DIRECTIONS: Nothing may be dropped or added when the entries below are copied.

RECORDS PROVIDED:

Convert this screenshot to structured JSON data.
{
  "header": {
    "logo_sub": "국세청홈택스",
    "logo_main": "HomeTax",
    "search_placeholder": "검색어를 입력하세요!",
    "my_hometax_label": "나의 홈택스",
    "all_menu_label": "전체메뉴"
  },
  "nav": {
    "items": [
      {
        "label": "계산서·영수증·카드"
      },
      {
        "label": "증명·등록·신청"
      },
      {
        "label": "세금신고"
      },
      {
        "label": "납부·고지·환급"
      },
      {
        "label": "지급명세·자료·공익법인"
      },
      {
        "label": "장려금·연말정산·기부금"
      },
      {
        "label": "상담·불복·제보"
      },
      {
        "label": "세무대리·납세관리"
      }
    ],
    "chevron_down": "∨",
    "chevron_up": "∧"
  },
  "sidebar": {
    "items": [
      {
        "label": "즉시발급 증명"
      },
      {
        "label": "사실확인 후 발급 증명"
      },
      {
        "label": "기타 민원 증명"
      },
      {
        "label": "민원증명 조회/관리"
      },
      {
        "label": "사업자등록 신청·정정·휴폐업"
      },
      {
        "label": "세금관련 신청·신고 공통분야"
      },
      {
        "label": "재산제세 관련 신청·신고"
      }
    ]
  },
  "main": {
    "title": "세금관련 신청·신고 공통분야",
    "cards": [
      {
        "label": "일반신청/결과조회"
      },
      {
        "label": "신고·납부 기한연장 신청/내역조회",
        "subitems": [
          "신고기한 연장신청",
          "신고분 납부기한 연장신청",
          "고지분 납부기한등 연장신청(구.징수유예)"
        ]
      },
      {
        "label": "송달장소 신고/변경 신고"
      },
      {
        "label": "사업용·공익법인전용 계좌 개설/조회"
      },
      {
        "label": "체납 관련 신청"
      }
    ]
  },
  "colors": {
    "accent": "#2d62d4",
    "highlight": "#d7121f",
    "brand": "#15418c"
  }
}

ANSWER:
Convert this screenshot to structured JSON data.
{
  "header": {
    "logo_sub": "국세청홈택스",
    "logo_main": "HomeTax",
    "search_placeholder": "검색어를 입력하세요!",
    "my_hometax_label": "나의 홈택스",
    "all_menu_label": "전체메뉴"
  },
  "nav": {
    "items": [
      {
        "label": "계산서·영수증·카드"
      },
      {
        "label": "증명·등록·신청"
      },
      {
        "label": "세금신고"
      },
      {
        "label": "납부·고지·환급"
      },
      {
        "label": "지급명세·자료·공익법인"
      },
      {
        "label": "장려금·연말정산·기부금"
      },
      {
        "label": "상담·불복·제보"
      },
      {
        "label": "세무대리·납세관리"
      }
    ],
    "chevron_down": "∨",
    "chevron_up": "∧"
  },
  "sidebar": {
    "items": [
      {
        "label": "즉시발급 증명"
      },
      {
        "label": "사실확인 후 발급 증명"
      },
      {
        "label": "기타 민원 증명"
      },
      {
        "label": "민원증명 조회/관리"
      },
      {
        "label": "사업자등록 신청·정정·휴폐업"
      },
      {
        "label": "세금관련 신청·신고 공통분야"
      },
      {
        "label": "재산제세 관련 신청·신고"
      }
    ]
  },
  "main": {
    "title": "세금관련 신청·신고 공통분야",
    "cards": [
      {
        "label": "일반신청/결과조회"
      },
      {
        "label": "신고·납부 기한연장 신청/내역조회",
        "subitems": [
          "신고기한 연장신청",
          "신고분 납부기한 연장신청",
          "고지분 납부기한등 연장신청(구.징수유예)"
        ]
      },
      {
        "label": "송달장소 신고/변경 신고"
      },
      {
        "label": "사업용·공익법인전용 계좌 개설/조회"
      },
      {
        "label": "체납 관련 신청"
      }
    ]
  },
  "colors": {
    "accent": "#2d62d4",
    "highlight": "#d7121f",
    "brand": "#15418c"
  }
}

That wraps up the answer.